• _TASK INSTRUCTIONS_: Whenever a line in the entries below contains "italic", copy that line.

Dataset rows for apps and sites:
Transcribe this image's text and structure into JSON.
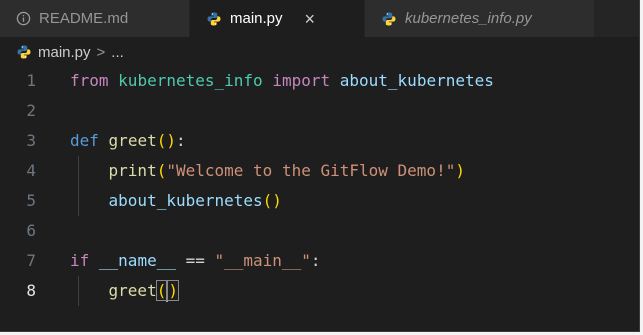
{
  "tabs": [
    {
      "label": "README.md",
      "icon": "info-icon",
      "active": false,
      "italic": false
    },
    {
      "label": "main.py",
      "icon": "python-icon",
      "active": true,
      "italic": false,
      "close": "×"
    },
    {
      "label": "kubernetes_info.py",
      "icon": "python-icon",
      "active": false,
      "italic": true
    }
  ],
  "breadcrumb": {
    "file": "main.py",
    "separator": ">",
    "more": "..."
  },
  "editor": {
    "current_line": 8,
    "lines": [
      {
        "num": "1",
        "tokens": [
          [
            "kw",
            "from"
          ],
          [
            "op",
            " "
          ],
          [
            "mod",
            "kubernetes_info"
          ],
          [
            "op",
            " "
          ],
          [
            "kw",
            "import"
          ],
          [
            "op",
            " "
          ],
          [
            "id",
            "about_kubernetes"
          ]
        ]
      },
      {
        "num": "2",
        "tokens": []
      },
      {
        "num": "3",
        "tokens": [
          [
            "kw2",
            "def"
          ],
          [
            "op",
            " "
          ],
          [
            "fn",
            "greet"
          ],
          [
            "punc-y",
            "()"
          ],
          [
            "op",
            ":"
          ]
        ]
      },
      {
        "num": "4",
        "tokens": [
          [
            "op",
            "    "
          ],
          [
            "fn",
            "print"
          ],
          [
            "punc-y",
            "("
          ],
          [
            "str",
            "\"Welcome to the GitFlow Demo!\""
          ],
          [
            "punc-y",
            ")"
          ]
        ]
      },
      {
        "num": "5",
        "tokens": [
          [
            "op",
            "    "
          ],
          [
            "id",
            "about_kubernetes"
          ],
          [
            "punc-y",
            "()"
          ]
        ]
      },
      {
        "num": "6",
        "tokens": []
      },
      {
        "num": "7",
        "tokens": [
          [
            "kw",
            "if"
          ],
          [
            "op",
            " "
          ],
          [
            "id",
            "__name__"
          ],
          [
            "op",
            " == "
          ],
          [
            "str",
            "\"__main__\""
          ],
          [
            "op",
            ":"
          ]
        ]
      },
      {
        "num": "8",
        "tokens": [
          [
            "op",
            "    "
          ],
          [
            "fn",
            "greet"
          ],
          [
            "punc-y",
            "()"
          ]
        ]
      }
    ]
  },
  "colors": {
    "python_blue": "#3572A5",
    "python_yellow": "#FFD43B"
  }
}
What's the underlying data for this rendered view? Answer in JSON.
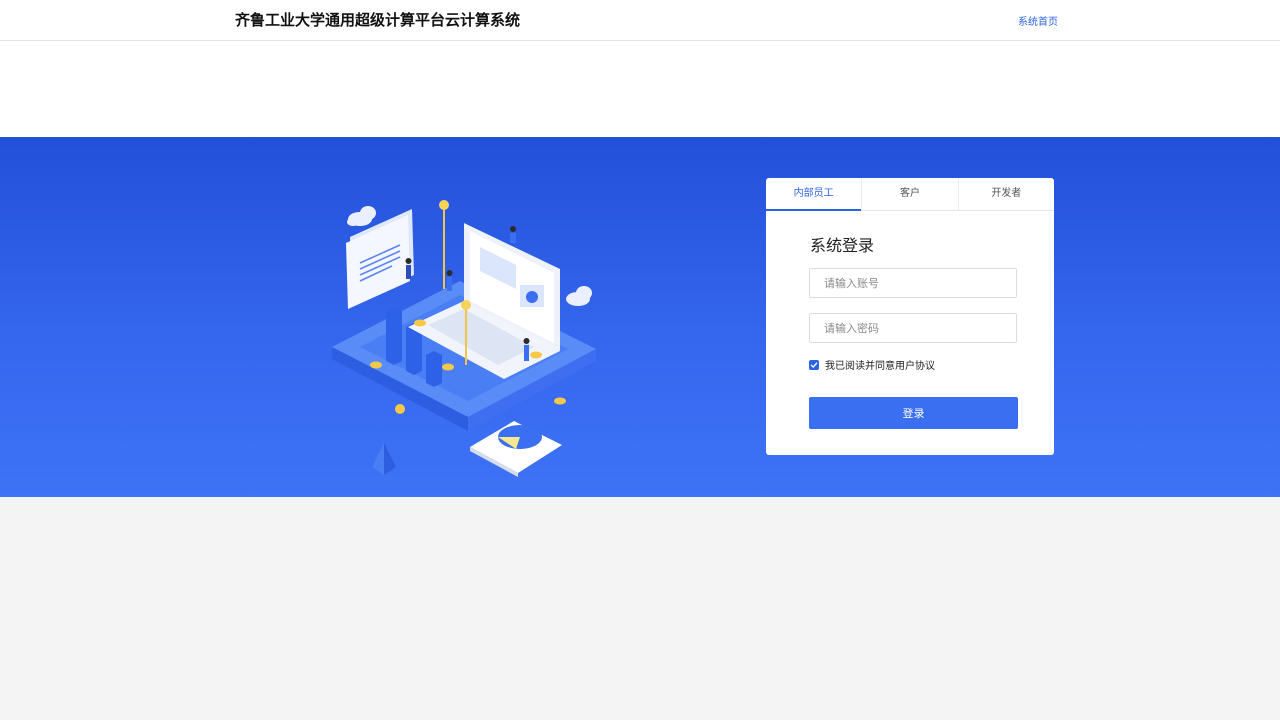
{
  "header": {
    "title": "齐鲁工业大学通用超级计算平台云计算系统",
    "home_link": "系统首页"
  },
  "login": {
    "tabs": [
      {
        "label": "内部员工",
        "active": true
      },
      {
        "label": "客户",
        "active": false
      },
      {
        "label": "开发者",
        "active": false
      }
    ],
    "title": "系统登录",
    "account_placeholder": "请输入账号",
    "password_placeholder": "请输入密码",
    "agree_checked": true,
    "agree_label": "我已阅读并同意用户协议",
    "submit_label": "登录"
  },
  "colors": {
    "accent": "#2b63e6",
    "hero_top": "#2350d8",
    "hero_bottom": "#3e73f6",
    "page_bg": "#f4f4f4"
  }
}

• _ANSWER BOX_:
      "italic": false
      "italic": false,
      "italic": true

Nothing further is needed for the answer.